Copyright (c) 2022 by Iván Molina


Acuña Montoya, María Eugenia (1984): Carlos Gagini: su vida y su obra en el contexto nacional e hispanoamericano, Tesis de Maestría en Literatura, Universidad de Costa Rica.
Dick, Philip K. (1962): The Man in the High Castle. New York: Putnam.
Gagini Chavarría, Carlos (1920): La caída del águila. San José: Imprenta Trejos Hermanos.
Jackson, Simon y O’Malley, Alanna, eds. (2018): The Institution of International Order: From the League of Nations to the United Nations. Abingdon & New York: Routledge.
Murillo, Hugo (1981): Tinoco y los Estados Unidos. Génesis y caída de un régimen. San José, Editorial Universidad Estatal a Distancia.
Richards, Thomas (1993): The Imperial Archive: Knowledge and the Fantasy of Empire. London: Verso.
Ríos Quesada, Verónica (2011): “Releyendo La caída del águila de Carlos Gagini: la mediación científica y la nostalgia de una novela antiimperialista de ciencia-ficción”, en: Istmo.

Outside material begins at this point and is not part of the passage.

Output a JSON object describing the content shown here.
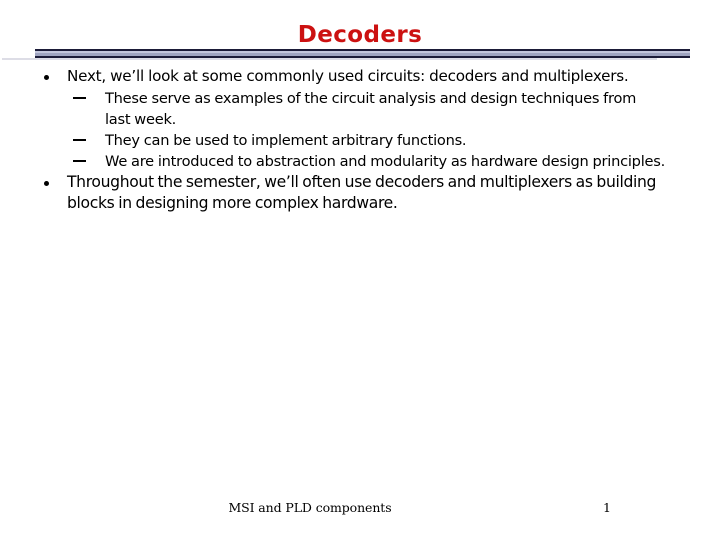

Revista Virtual de Estudios Literarios y Culturales Centroamericanos, nº 23, pp. 1-28.